They were all very excited at the prospect of the cake, and Lulu in particular kept telling me how kind I was to make it; well, I was just pleased they were pleased, and they asked me to read my bit first. As usual everyone was very nice, and a couple of people made helpful comments, and I jotted down a few notes. The next person began their story, and it was very clever and amusing, but to be honest, I didn’t really see how it connected with the topic. I know what it’s like to have an empty head when you have to write something so I didn’t mention it, and nor did anyone else.
I hadn’t thought the topic was that tricky, but everyone seemed to struggle. There were some great and original pieces, and we all laughed at some, shivered at others, nodded in appreciation, but to be honest, I did feel rather smug that I seemed to be the only one who’d really connected with the actual topic. There was only Lulu to read out her piece now.
“Before I start I’d just like to say again, thank you very much Livia for the lovely birthday cake! Puffins are my absolute favourite bird, they are so comical, and I loved what you wrote about them!” and Lulu beamed at me.
“It’s your birthday? Well what a happy coincidence! Best wishes for a lovely day!” I exclaimed, doubly pleased with myself for the coincidental birthday cake.
“Yes, that’s why we chose the topic,” said Lulu.

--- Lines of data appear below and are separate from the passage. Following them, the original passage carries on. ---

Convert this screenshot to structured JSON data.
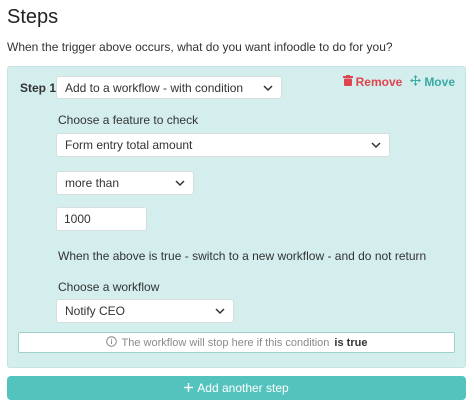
{
  "page": {
    "title": "Steps",
    "subtitle": "When the trigger above occurs, what do you want infoodle to do for you?"
  },
  "step": {
    "label": "Step 1.",
    "action_value": "Add to a workflow - with condition",
    "remove_label": "Remove",
    "move_label": "Move",
    "feature_label": "Choose a feature to check",
    "feature_value": "Form entry total amount",
    "compare_value": "more than",
    "amount_value": "1000",
    "true_label": "When the above is true - switch to a new workflow - and do not return",
    "workflow_label": "Choose a workflow",
    "workflow_value": "Notify CEO",
    "stop_note_prefix": "The workflow will stop here if this condition",
    "stop_note_bold": "is true"
  },
  "add_step": {
    "label": "Add another step"
  },
  "icons": {
    "remove": "trash-icon",
    "move": "move-arrows-icon",
    "dropdown": "chevron-down-icon",
    "info": "info-circle-icon",
    "add": "plus-icon"
  },
  "colors": {
    "card_bg": "#d3eeed",
    "accent": "#55c3bd",
    "remove": "#e0454f",
    "move": "#3aa9a4"
  }
}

“Earth Day?” I was perplexed.
“No, birthday – the topic’s ‘birthday’ because today it’s mine – birthday… what did you think it was, Livia?”
Well what a chump! How ridiculous!!! I thought it was Earth Day, because yes, in fact it was Earth Day! How we laughed! I won’t ever forget Lulu’s birthday now, and she won’t ever forget Earth Day!! Puffins, LOL…
Thanks to Paul Edney for the puffin pic!